EXERCISE
What lines in the records below contain the string "value"? Copy every one.
-- -- --
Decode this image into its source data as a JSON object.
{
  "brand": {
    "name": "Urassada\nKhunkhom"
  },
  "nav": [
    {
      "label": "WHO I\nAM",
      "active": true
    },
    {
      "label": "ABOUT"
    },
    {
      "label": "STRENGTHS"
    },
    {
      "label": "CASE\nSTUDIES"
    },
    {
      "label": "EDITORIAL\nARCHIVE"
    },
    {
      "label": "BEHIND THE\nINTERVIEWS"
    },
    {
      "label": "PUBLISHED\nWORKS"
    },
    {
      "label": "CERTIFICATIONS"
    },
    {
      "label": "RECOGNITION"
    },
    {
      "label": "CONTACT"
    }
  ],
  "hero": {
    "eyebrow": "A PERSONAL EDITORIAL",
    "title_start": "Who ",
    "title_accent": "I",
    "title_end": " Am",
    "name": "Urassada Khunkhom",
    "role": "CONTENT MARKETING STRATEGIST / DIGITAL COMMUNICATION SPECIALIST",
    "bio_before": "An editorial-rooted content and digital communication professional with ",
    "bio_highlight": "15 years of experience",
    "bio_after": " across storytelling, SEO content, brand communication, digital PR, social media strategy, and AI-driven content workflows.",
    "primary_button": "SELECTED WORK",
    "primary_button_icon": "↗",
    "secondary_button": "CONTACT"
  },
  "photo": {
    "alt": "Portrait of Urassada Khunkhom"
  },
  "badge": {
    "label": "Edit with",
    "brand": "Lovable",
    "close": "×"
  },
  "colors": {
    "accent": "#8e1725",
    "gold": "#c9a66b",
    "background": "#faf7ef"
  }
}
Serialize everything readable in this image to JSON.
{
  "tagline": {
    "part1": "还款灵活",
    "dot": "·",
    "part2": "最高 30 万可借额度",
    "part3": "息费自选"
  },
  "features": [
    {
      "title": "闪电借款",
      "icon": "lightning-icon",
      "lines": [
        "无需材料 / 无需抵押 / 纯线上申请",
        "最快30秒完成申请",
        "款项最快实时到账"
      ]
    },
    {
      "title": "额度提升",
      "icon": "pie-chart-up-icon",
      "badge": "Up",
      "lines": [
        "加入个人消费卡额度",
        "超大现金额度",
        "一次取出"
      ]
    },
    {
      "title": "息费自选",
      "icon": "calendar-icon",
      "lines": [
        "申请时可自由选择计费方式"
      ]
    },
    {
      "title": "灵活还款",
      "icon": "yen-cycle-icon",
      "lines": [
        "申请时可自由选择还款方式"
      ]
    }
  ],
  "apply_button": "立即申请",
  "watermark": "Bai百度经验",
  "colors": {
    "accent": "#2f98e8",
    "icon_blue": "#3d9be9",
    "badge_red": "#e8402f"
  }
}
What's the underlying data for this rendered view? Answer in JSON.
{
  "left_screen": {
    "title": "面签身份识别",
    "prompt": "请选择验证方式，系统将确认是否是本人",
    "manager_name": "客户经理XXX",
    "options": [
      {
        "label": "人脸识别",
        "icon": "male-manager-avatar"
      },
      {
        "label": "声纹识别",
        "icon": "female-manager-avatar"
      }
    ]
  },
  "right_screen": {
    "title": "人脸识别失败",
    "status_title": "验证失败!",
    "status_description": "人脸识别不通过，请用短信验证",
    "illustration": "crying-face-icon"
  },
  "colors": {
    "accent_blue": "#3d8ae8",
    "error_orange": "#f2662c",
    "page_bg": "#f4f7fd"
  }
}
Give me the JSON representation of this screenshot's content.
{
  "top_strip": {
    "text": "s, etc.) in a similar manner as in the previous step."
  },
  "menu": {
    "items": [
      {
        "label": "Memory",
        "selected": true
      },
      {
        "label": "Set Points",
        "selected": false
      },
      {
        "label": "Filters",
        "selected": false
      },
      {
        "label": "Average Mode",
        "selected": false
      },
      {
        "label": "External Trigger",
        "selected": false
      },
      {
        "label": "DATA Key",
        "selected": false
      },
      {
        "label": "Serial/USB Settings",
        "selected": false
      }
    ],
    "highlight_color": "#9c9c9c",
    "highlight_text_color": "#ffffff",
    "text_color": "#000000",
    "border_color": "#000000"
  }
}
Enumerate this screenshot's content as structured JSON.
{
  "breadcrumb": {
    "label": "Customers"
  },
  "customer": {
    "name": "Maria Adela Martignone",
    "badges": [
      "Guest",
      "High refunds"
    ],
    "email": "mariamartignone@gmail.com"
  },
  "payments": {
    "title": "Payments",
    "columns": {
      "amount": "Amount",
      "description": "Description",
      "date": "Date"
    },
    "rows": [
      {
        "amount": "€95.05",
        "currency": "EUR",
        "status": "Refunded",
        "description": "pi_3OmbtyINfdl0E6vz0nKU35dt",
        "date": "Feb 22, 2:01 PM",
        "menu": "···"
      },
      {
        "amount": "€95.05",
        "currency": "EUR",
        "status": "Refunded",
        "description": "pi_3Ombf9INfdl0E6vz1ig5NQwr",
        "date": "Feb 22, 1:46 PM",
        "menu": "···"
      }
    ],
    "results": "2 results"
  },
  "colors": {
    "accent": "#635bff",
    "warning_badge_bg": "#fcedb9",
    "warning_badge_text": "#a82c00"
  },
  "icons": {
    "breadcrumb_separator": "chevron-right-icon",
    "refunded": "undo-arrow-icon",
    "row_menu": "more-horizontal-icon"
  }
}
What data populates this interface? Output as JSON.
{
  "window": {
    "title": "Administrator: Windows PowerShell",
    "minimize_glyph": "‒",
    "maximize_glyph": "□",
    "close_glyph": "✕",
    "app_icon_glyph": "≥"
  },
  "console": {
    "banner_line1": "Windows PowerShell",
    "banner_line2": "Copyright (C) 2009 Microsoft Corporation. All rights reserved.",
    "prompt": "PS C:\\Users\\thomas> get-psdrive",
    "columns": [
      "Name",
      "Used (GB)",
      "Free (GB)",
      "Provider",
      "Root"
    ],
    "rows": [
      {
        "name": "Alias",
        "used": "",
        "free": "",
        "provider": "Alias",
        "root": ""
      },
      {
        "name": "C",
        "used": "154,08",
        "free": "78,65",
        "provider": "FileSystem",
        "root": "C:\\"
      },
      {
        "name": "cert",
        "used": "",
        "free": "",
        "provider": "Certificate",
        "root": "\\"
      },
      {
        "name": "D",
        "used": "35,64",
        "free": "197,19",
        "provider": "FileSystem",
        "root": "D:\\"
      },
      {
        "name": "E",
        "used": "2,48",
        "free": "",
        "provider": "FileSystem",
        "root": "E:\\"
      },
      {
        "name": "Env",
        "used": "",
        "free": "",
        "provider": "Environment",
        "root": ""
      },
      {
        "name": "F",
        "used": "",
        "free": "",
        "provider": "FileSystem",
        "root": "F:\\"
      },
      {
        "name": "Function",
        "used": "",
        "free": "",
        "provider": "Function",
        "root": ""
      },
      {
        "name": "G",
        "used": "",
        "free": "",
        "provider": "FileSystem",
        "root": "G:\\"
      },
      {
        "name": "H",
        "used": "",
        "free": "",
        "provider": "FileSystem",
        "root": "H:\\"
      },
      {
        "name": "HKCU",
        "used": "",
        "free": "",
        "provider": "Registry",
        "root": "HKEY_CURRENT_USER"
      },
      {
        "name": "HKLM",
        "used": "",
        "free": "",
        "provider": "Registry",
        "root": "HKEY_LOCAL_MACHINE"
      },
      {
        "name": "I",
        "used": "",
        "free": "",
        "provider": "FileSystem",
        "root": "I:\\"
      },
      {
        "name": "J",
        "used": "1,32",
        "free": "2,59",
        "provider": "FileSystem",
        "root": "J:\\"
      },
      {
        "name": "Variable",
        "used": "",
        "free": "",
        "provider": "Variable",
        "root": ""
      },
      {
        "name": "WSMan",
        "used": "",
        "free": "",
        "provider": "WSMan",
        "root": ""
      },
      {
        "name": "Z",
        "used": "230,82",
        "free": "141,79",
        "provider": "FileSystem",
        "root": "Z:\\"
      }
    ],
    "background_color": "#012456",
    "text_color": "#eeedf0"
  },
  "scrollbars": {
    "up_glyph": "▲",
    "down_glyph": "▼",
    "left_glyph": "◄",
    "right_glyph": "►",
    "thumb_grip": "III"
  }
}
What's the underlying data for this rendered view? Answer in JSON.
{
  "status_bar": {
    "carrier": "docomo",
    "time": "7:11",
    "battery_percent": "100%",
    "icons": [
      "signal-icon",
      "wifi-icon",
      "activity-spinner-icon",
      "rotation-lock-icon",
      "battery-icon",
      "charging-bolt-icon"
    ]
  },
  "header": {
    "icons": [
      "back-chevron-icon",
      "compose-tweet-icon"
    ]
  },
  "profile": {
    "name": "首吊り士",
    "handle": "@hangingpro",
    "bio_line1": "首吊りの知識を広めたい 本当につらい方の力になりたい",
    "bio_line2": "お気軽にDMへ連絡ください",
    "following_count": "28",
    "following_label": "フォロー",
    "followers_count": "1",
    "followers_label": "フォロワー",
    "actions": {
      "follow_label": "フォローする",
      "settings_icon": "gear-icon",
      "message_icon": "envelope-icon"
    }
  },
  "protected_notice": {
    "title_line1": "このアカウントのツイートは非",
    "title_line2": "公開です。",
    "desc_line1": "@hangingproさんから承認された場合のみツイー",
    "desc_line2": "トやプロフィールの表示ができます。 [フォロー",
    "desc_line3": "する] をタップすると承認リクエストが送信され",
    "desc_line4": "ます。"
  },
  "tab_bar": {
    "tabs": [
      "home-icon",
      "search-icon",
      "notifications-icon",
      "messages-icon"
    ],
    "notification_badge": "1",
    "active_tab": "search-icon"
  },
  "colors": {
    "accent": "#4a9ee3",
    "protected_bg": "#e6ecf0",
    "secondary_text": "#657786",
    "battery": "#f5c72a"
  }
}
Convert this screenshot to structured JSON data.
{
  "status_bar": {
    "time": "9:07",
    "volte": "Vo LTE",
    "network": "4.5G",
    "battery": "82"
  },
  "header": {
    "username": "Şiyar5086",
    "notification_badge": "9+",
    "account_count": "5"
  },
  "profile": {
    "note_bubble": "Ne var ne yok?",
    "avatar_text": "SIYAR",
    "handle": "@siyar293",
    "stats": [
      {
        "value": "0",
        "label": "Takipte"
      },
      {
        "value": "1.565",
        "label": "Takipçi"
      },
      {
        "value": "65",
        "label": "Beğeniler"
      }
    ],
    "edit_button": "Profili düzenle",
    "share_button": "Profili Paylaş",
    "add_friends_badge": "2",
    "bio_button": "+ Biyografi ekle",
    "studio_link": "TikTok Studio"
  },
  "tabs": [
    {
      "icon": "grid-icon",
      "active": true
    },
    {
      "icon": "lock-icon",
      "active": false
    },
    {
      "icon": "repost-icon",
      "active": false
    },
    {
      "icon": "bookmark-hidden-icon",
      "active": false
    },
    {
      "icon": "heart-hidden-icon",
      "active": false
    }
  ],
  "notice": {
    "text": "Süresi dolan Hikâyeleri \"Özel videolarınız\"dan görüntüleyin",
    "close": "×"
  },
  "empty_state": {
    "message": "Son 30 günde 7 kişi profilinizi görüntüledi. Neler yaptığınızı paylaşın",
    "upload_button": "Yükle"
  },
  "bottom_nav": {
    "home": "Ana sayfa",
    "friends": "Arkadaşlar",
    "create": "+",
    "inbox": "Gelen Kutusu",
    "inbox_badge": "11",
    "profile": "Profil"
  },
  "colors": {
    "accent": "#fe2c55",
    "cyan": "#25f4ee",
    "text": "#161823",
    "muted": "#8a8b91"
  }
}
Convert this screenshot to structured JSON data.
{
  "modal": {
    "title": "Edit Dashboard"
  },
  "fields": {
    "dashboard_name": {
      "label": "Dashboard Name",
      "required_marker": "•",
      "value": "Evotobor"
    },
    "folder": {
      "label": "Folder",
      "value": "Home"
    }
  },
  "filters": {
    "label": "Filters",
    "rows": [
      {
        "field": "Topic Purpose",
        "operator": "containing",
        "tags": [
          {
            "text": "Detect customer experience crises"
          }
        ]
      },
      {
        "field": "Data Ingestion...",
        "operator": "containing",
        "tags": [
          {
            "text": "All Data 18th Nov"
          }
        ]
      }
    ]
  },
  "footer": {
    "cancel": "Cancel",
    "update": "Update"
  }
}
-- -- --
SOLUTION FOR THIS PROBLEM
        "value": "0",
        "value": "1.565",
        "value": "65",
      "value": "Evotobor"
      "value": "Home"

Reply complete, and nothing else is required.